In order to test whether an omega-3 fatty acid can impact the progression of Alzheimer’s disease, researchers supported by the National Institute on Aging (NIA), part of the National Institutes of Health, will evaluate one in a clinical trial, the gold standard for medical research.
The study will be conducted nationwide by the Alzheimer’s Disease Cooperative Study (ADCS), a consortium of leading researchers supported by NIA and coordinated by the University of California, San Diego. The trial will take place at 51 sites across the United States and seeks 400 participants age 50 and older who have mild to moderate Alzheimer’s disease. Joseph Quinn, M.D., associate professor of neurology at Oregon Health and Science University, is directing the study.
Researchers will be evaluating primarily whether the omega-3 fatty acid DHA (docosahexaenoic acid), taken over many months, slows the progression of both cognitive and functional decline in people with mild to moderate Alzheimer’s. During the 18-month clinical trial, investigators will measure the progress of the disease using standard tests for functional and cognitive change.
“The evidence to date in observational and animal studies on omega-3 fatty acids and Alzheimer’s disease warrants further evaluation in a rigorous clinical trial,” says NIA Director Richard J. Hodes, M.D. “This study is one of a number we are undertaking in the next few years through the ADCS to test compounds that might play a role in preventing or delaying the symptoms of this devastating disease.”
“By participating in this study, volunteers will make an invaluable contribution to Alzheimer’s disease research progress,” says Quinn, the study’s principal investigator. “We are indebted to those who graciously volunteer to participate in clinical studies.”
The trial will use DHA donated by Martek Biosciences Corporation of Columbia, Md. Participants will receive either two grams of DHA per day or an inactive placebo pill. About 60 percent of participants will receive DHA, and 40 percent will get the placebo. Doctors and nurses at the 51 research clinic sites will monitor the participants in regular visits throughout the trial.
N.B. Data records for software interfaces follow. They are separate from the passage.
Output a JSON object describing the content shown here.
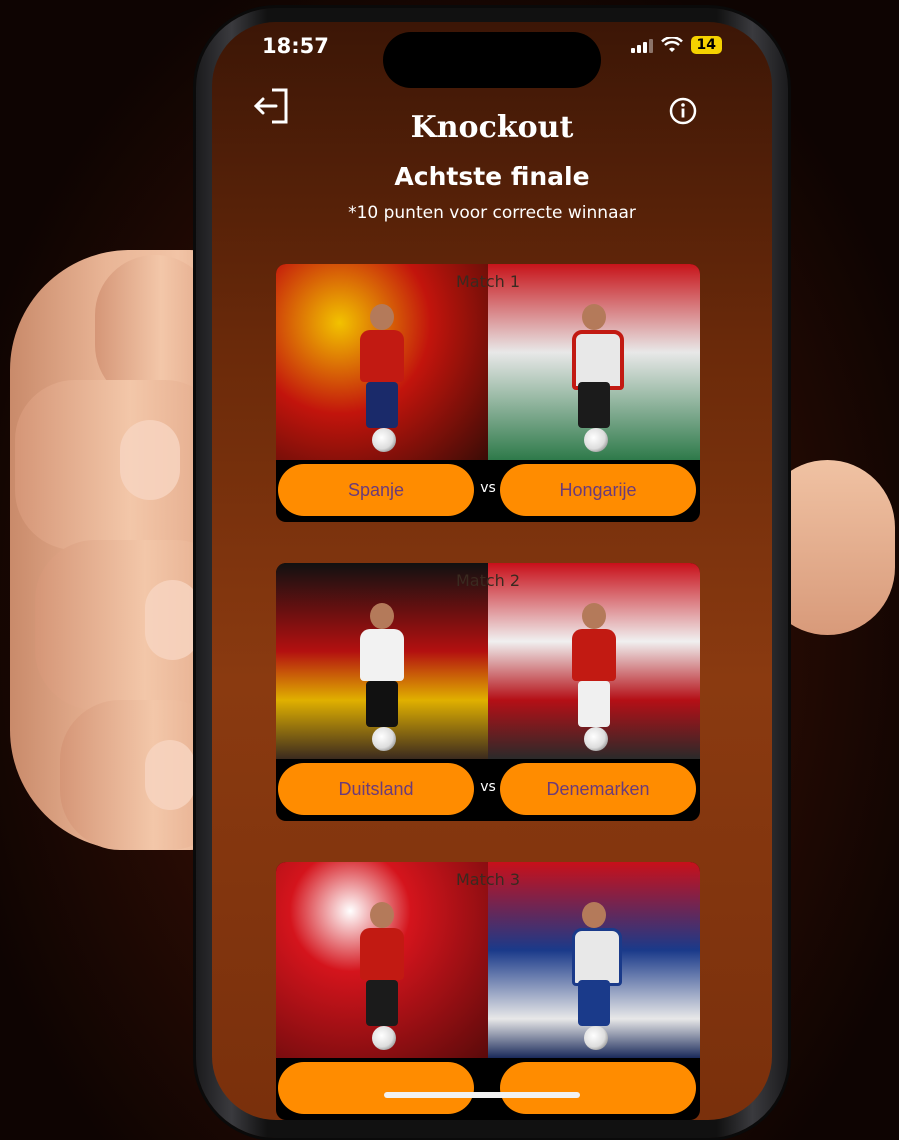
{
  "status_bar": {
    "time": "18:57",
    "battery": "14"
  },
  "header": {
    "title": "Knockout"
  },
  "round": {
    "title": "Achtste finale",
    "note": "*10 punten voor correcte winnaar"
  },
  "matches": [
    {
      "label": "Match 1",
      "home": "Spanje",
      "away": "Hongarije",
      "vs": "vs"
    },
    {
      "label": "Match 2",
      "home": "Duitsland",
      "away": "Denemarken",
      "vs": "vs"
    },
    {
      "label": "Match 3",
      "home": "",
      "away": "",
      "vs": ""
    }
  ],
  "colors": {
    "accent": "#ff8c00",
    "button_text": "#6b3b7a",
    "background": "#6b2a0a"
  },
  "icons": {
    "exit": "exit-icon",
    "info": "info-icon"
  }
}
To ensure unbiased results, neither the researchers conducting the trial nor the participants will know who is getting DHA and who is getting the placebo.
In addition to monitoring disease progression through cognitive tests, researchers will also evaluate whether taking DHA supplements has a positive effect on physical and biological markers of Alzheimer’s, such as brain atrophy and proteins in blood and spinal fluid.
Penn studies find promise for innovations in liquid biopsies
30.03.2017 | University of Pennsylvania School of Medicine
'On-off switch' brings researchers a step closer to potential HIV vaccine
30.03.2017 | University of Nebraska-Lincoln
The Institute of Semiconductor Technology and the Institute of Physical and Theoretical Chemistry, both members of the Laboratory for Emerging Nanometrology (LENA), at Technische Universität Braunschweig are partners in a new European research project entitled ChipScope, which aims to develop a completely new and extremely small optical microscope capable of observing the interior of living cells in real time. A consortium of 7 partners from 5 countries will tackle this issue with very ambitious objectives during a four-year research program.
To demonstrate the usefulness of this new scientific tool, at the end of the project the developed chip-sized microscope will be used to observe in real-time...
Astronomers from Bonn and Tautenburg in Thuringia (Germany) used the 100-m radio telescope at Effelsberg to observe several galaxy clusters. At the edges of these large accumulations of dark matter, stellar systems (galaxies), hot gas, and charged particles, they found magnetic fields that are exceptionally ordered over distances of many million light years. This makes them the most extended magnetic fields in the universe known so far.
The results will be published on March 22 in the journal „Astronomy & Astrophysics“.
Galaxy clusters are the largest gravitationally bound structures in the universe. With a typical extent of about 10 million light years, i.e. 100 times the...
Researchers at the Goethe University Frankfurt, together with partners from the University of Tübingen in Germany and Queen Mary University as well as Francis Crick Institute from London (UK) have developed a novel technology to decipher the secret ubiquitin code.
Ubiquitin is a small protein that can be linked to other cellular proteins, thereby controlling and modulating their functions. The attachment occurs in many...
In the eternal search for next generation high-efficiency solar cells and LEDs, scientists at Los Alamos National Laboratory and their partners are creating...
Silicon nanosheets are thin, two-dimensional layers with exceptional optoelectronic properties very similar to those of graphene. Albeit, the nanosheets are less stable. Now researchers at the Technical University of Munich (TUM) have, for the first time ever, produced a composite material combining silicon nanosheets and a polymer that is both UV-resistant and easy to process. This brings the scientists a significant step closer to industrial applications like flexible displays and photosensors.
Silicon nanosheets are thin, two-dimensional layers with exceptional optoelectronic properties very similar to those of graphene. Albeit, the nanosheets are...
20.03.2017 | Event News
14.03.2017 | Event News
07.03.2017 | Event News
30.03.2017 | Health and Medicine
30.03.2017 | Health and Medicine
30.03.2017 | Medical Engineering